The potential impact of COVID-19 still hovers around the Broncos, but it's not the cause of their current problems, and depth additions and rookies are now having to hold the line following an 0-2 start. At the front of that group, at least in the short term, are backup quarterback Jeff Driskel and cornerback Michael Ojemudia. Driskel has said "it's my job to be ready at all times." He completed 18 of 34 passes for 256 yards with two touchdowns and an interception against the Steelers.
"Driskel came in and did a heck of a job for our team," guard Dalton Risner said. "He had confidence, was a leader out there."
Steelers quarterback Ben Roethlisberger consistently targeted Ojemudia, who is playing in Bouye's spot. When Ojemudia had the chance to get at least some payback, he didn't hang on to an interception and the Steelers scored two plays later. Ojemudia later lost the hand-fighting battle with Steelers rookie wide receiver Chase Claypool as Claypool broke free for an 84-yard catch-and-run touchdown.
"I have to be better," Ojemudia said following the game. "And I will be."
"If he's going to play corner in this league for a long time, he's got to be able to come back from plays like that," Fangio said. "He can't let them linger and he can't let them affect the next plays that follow. He's going to get beat. If you play enough snaps in the NFL at corner, you're going to give up some stuff. The important thing is how you react to them and how you come back. I think Mike is the right kind of guy to do that."
For Ojemudia, or any of the backups now playing, though, the Broncos have to accept help isn't on the way anytime soon.
"Talking about leadership, guys that are leaders on this team have to find ways to make those plays so that we can have the outcome that we want," said safety Justin Simmons. "It doesn't matter how ugly a game is as long as we find a way to win.
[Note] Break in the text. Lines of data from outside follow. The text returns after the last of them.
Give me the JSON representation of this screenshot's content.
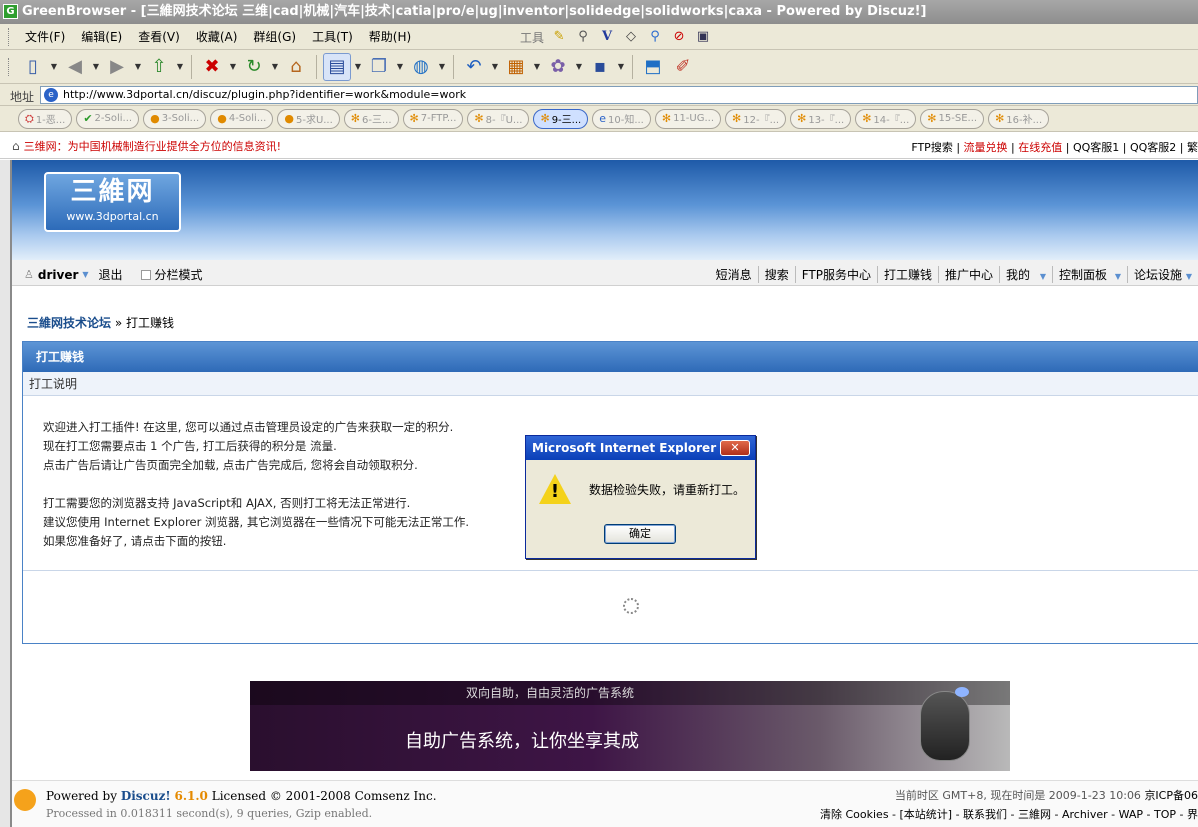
{
  "window": {
    "title": "GreenBrowser - [三維网技术论坛 三维|cad|机械|汽车|技术|catia|pro/e|ug|inventor|solidedge|solidworks|caxa - Powered by Discuz!]",
    "app_icon_letter": "G"
  },
  "menu": {
    "items": [
      "文件(F)",
      "编辑(E)",
      "查看(V)",
      "收藏(A)",
      "群组(G)",
      "工具(T)",
      "帮助(H)"
    ],
    "tools_label": "工具"
  },
  "address": {
    "label": "地址",
    "url": "http://www.3dportal.cn/discuz/plugin.php?identifier=work&module=work"
  },
  "tabs": [
    {
      "label": "1-恶..."
    },
    {
      "label": "2-Soli..."
    },
    {
      "label": "3-Soli..."
    },
    {
      "label": "4-Soli..."
    },
    {
      "label": "5-求U..."
    },
    {
      "label": "6-三..."
    },
    {
      "label": "7-FTP..."
    },
    {
      "label": "8-『U..."
    },
    {
      "label": "9-三...",
      "active": true
    },
    {
      "label": "10-知..."
    },
    {
      "label": "11-UG..."
    },
    {
      "label": "12-『..."
    },
    {
      "label": "13-『..."
    },
    {
      "label": "14-『..."
    },
    {
      "label": "15-SE..."
    },
    {
      "label": "16-补..."
    }
  ],
  "topinfo": {
    "slogan": "三维网：为中国机械制造行业提供全方位的信息资讯!",
    "links": [
      "FTP搜索",
      "流量兑换",
      "在线充值",
      "QQ客服1",
      "QQ客服2",
      "繁"
    ]
  },
  "logo": {
    "big": "三維网",
    "url": "www.3dportal.cn"
  },
  "userbar": {
    "username": "driver",
    "logout": "退出",
    "column_mode": "分栏模式",
    "nav": [
      "短消息",
      "搜索",
      "FTP服务中心",
      "打工赚钱",
      "推广中心",
      "我的",
      "控制面板",
      "论坛设施"
    ]
  },
  "breadcrumb": {
    "home": "三維网技术论坛",
    "sep": "»",
    "current": "打工赚钱"
  },
  "panel": {
    "title": "打工赚钱",
    "subtitle": "打工说明",
    "lines": [
      "欢迎进入打工插件! 在这里, 您可以通过点击管理员设定的广告来获取一定的积分.",
      "现在打工您需要点击  1 个广告, 打工后获得的积分是  流量.",
      "点击广告后请让广告页面完全加载, 点击广告完成后, 您将会自动领取积分.",
      "",
      "打工需要您的浏览器支持  JavaScript和  AJAX, 否则打工将无法正常进行.",
      "建议您使用  Internet Explorer 浏览器, 其它浏览器在一些情况下可能无法正常工作.",
      "如果您准备好了, 请点击下面的按钮."
    ]
  },
  "ad": {
    "top": "双向自助，自由灵活的广告系统",
    "main": "自助广告系统，让你坐享其成"
  },
  "footer": {
    "powered": "Powered by",
    "brand": "Discuz!",
    "version": "6.1.0",
    "license": "Licensed © 2001-2008 Comsenz Inc.",
    "processed": "Processed in 0.018311 second(s), 9 queries, Gzip enabled.",
    "time_label": "当前时区  GMT+8, 现在时间是  2009-1-23 10:06",
    "icp": "京ICP备06",
    "links": "清除  Cookies - [本站统计] - 联系我们 - 三維网 - Archiver - WAP - TOP - 界"
  },
  "dialog": {
    "title": "Microsoft Internet Explorer",
    "close": "✕",
    "message": "数据检验失败，请重新打工。",
    "ok": "确定"
  }
}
That's the biggest thing right now. You have to put it on the leaders of the team to find ways to close out games like that and make the plays where they need to be made."